Update on DeJohn vs. Temple University
April 11, 2008
by Emily Guidry
After attending yesterday's oral arguments in DeJohn v. Temple University, I came to the conclusion that one thing was clear: Temple University is not interested in arguing this case on the merits.
Joe H. Tucker, Jr., counsel for Temple, focused a large part of the school's case on whether or not Christian DeJohn was a Temple student and had standing to sue in the first place. He even began his time before the three-judge panel by saying that Temple was resting on the issue of mootness and that there was "no need to consider the constitutionality" of the policy.
He also maintained that the school's sexual harassment policy was not a speech code and that Temple has a long history of allowing free speech, even while keeping its former sexual harassment policy on the books.
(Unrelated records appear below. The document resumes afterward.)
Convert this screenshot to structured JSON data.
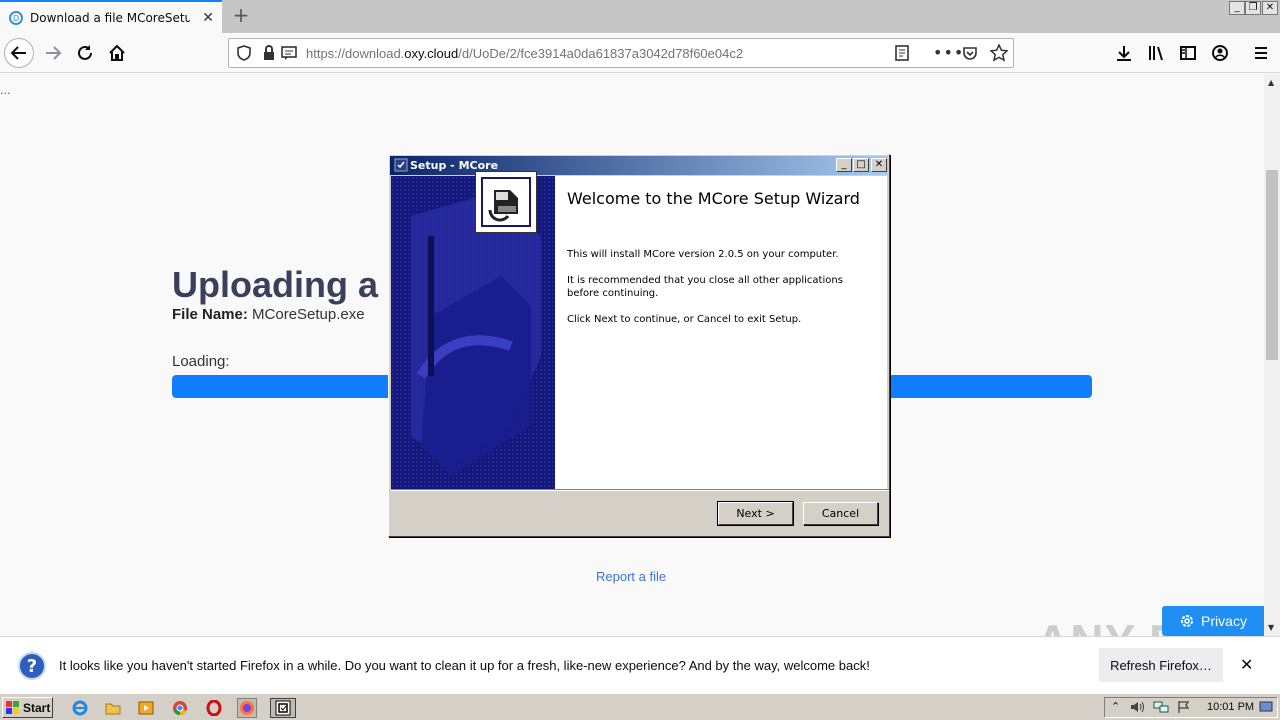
{
  "browser": {
    "tab_title": "Download a file MCoreSetup.exe o",
    "url_prefix": "https://download.",
    "url_host": "oxy.cloud",
    "url_path": "/d/UoDe/2/fce3914a0da61837a3042d78f60e04c2"
  },
  "page": {
    "dots": "...",
    "heading": "Uploading a",
    "file_name_label": "File Name:",
    "file_name_value": "MCoreSetup.exe",
    "loading_label": "Loading:",
    "progress_fraction": 1.0,
    "report_link": "Report a file",
    "privacy_button": "Privacy",
    "watermark": "ANY RUN"
  },
  "dialog": {
    "title": "Setup - MCore",
    "heading": "Welcome to the MCore Setup Wizard",
    "p1": "This will install MCore version 2.0.5 on your computer.",
    "p2": "It is recommended that you close all other applications before continuing.",
    "p3": "Click Next to continue, or Cancel to exit Setup.",
    "next_label": "Next >",
    "cancel_label": "Cancel"
  },
  "notification": {
    "text": "It looks like you haven't started Firefox in a while. Do you want to clean it up for a fresh, like-new experience? And by the way, welcome back!",
    "button": "Refresh Firefox…"
  },
  "taskbar": {
    "start_label": "Start",
    "clock": "10:01 PM"
  },
  "colors": {
    "accent": "#0a84ff",
    "progress": "#0f7dff",
    "heading": "#3a3f5c",
    "dialog_title_start": "#0a246a",
    "dialog_left_panel": "#14177a"
  }
}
Universities seem to think this line never gets old. Temple is a public university and is required to uphold the First Amendment. As such, any unconstitutional policy on its books is just that—unconstitutional! Yet this "the policy isn't unconstitutional if it's never used" argument is a classic one that university administrators pull out of their bag of tricks from time to time to escape criticism for speech codes. "Oh, we would never punish someone under that policy!" and "Don't worry- we never enforce that particular rule!" are comebacks FIRE has heard before as universities try to avoid public scrutiny and liability in speech codes cases. But public universities need to understand one crucial point—maintaining the policy in and of itself, whether it is actually enforced or not, is a violation of the rights of its students and faculty. Keeping these policies opens schools up to facial challenges like the one Christian DeJohn brought against Temple.
For more information on FIRE's involvement in this case, read our amicus curiae brief that we filed in conjunction with the ACLU of Pennsylvania, the Christian Legal Society, Collegefreedom.org, Feminists for Free Expression, the Individual Rights Foundation, Students for Academic Freedom, and the Student Press Law Center.
Check back on The Torch for more updates on this case as we report on developments.